WHAT THE EXERCISE ASKS
Leave out the pictures and restate every entry word for word.

(Dataset rows describing interfaces)
#####

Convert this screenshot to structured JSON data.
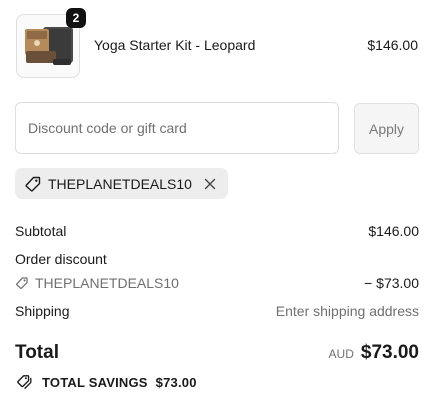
{
  "cart": {
    "items": [
      {
        "quantity": "2",
        "name": "Yoga Starter Kit - Leopard",
        "price": "$146.00",
        "image_icon": "product-thumbnail"
      }
    ]
  },
  "discount": {
    "placeholder": "Discount code or gift card",
    "value": "",
    "apply_label": "Apply",
    "applied_code": "THEPLANETDEALS10",
    "tag_icon": "tag-icon",
    "remove_icon": "close-icon"
  },
  "summary": {
    "subtotal_label": "Subtotal",
    "subtotal_value": "$146.00",
    "order_discount_label": "Order discount",
    "order_discount_code": "THEPLANETDEALS10",
    "order_discount_value": "− $73.00",
    "shipping_label": "Shipping",
    "shipping_value": "Enter shipping address",
    "total_label": "Total",
    "total_currency": "AUD",
    "total_value": "$73.00",
    "savings_label": "TOTAL SAVINGS",
    "savings_value": "$73.00",
    "savings_icon": "tags-icon"
  },
  "colors": {
    "text": "#1a1a1a",
    "muted": "#707070",
    "chip_bg": "#ededed",
    "button_bg": "#f5f5f5",
    "border": "#dedede"
  }
}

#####

YOUR RESPONSE
Convert this screenshot to structured JSON data.
{
  "cart": {
    "items": [
      {
        "quantity": "2",
        "name": "Yoga Starter Kit - Leopard",
        "price": "$146.00",
        "image_icon": "product-thumbnail"
      }
    ]
  },
  "discount": {
    "placeholder": "Discount code or gift card",
    "value": "",
    "apply_label": "Apply",
    "applied_code": "THEPLANETDEALS10",
    "tag_icon": "tag-icon",
    "remove_icon": "close-icon"
  },
  "summary": {
    "subtotal_label": "Subtotal",
    "subtotal_value": "$146.00",
    "order_discount_label": "Order discount",
    "order_discount_code": "THEPLANETDEALS10",
    "order_discount_value": "− $73.00",
    "shipping_label": "Shipping",
    "shipping_value": "Enter shipping address",
    "total_label": "Total",
    "total_currency": "AUD",
    "total_value": "$73.00",
    "savings_label": "TOTAL SAVINGS",
    "savings_value": "$73.00",
    "savings_icon": "tags-icon"
  },
  "colors": {
    "text": "#1a1a1a",
    "muted": "#707070",
    "chip_bg": "#ededed",
    "button_bg": "#f5f5f5",
    "border": "#dedede"
  }
}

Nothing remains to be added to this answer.